## Required action
Take each line of the material that includes "this" and copy it.

═══ Records shown ═══

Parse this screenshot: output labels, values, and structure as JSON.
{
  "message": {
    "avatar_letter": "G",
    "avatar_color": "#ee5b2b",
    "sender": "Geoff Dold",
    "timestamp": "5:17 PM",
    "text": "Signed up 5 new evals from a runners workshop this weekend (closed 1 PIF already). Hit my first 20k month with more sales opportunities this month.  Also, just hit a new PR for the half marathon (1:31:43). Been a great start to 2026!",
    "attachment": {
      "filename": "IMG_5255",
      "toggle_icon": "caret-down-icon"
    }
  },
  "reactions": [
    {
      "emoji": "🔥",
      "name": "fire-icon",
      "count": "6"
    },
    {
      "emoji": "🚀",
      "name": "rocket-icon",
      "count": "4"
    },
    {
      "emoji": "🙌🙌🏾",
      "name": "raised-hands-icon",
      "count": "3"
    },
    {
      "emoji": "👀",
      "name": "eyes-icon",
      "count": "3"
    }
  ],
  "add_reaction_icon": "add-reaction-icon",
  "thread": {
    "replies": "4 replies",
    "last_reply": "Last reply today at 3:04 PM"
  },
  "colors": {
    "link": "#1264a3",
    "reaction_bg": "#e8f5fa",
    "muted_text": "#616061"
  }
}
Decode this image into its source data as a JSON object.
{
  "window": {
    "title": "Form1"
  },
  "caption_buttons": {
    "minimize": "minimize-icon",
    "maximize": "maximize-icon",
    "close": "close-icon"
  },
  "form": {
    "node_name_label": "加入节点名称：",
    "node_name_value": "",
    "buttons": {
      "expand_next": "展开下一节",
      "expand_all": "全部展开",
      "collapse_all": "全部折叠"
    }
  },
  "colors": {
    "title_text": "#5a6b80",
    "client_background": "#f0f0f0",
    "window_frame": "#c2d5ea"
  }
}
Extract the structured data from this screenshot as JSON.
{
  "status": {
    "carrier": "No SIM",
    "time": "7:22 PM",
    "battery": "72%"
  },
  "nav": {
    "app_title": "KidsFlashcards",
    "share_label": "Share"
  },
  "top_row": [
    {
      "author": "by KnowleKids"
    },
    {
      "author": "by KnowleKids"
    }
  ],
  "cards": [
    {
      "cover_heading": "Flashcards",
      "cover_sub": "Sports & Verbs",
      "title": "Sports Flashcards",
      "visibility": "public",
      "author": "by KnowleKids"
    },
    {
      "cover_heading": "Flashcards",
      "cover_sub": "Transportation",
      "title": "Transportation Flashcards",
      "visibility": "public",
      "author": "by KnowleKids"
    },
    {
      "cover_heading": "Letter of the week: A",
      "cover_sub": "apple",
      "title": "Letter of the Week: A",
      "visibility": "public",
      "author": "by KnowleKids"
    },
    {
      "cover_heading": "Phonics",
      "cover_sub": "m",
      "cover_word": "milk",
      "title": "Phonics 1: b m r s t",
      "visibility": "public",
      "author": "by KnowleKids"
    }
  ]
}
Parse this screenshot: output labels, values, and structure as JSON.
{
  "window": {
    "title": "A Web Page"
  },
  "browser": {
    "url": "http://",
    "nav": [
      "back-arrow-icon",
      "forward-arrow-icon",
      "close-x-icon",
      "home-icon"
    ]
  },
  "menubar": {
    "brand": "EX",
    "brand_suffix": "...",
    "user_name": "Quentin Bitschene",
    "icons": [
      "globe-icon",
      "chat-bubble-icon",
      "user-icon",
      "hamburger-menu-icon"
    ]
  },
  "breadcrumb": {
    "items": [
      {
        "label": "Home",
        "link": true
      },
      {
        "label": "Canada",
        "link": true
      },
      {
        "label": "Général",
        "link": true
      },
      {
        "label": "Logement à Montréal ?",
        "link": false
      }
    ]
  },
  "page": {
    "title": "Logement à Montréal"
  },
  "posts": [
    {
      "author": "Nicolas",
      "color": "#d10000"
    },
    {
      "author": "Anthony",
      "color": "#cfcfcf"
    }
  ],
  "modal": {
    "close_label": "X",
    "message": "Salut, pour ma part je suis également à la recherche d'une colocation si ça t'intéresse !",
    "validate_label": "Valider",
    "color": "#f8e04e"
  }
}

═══

## Response area
Parse this screenshot: output labels, values, and structure as JSON.
    "text": "Signed up 5 new evals from a runners workshop this weekend (closed 1 PIF already). Hit my first 20k month with more sales opportunities this month.  Also, just hit a new PR for the half marathon (1:31:43). Been a great start to 2026!",
Decode this image into its source data as a JSON object.
Extract the structured data from this screenshot as JSON.
Parse this screenshot: output labels, values, and structure as JSON.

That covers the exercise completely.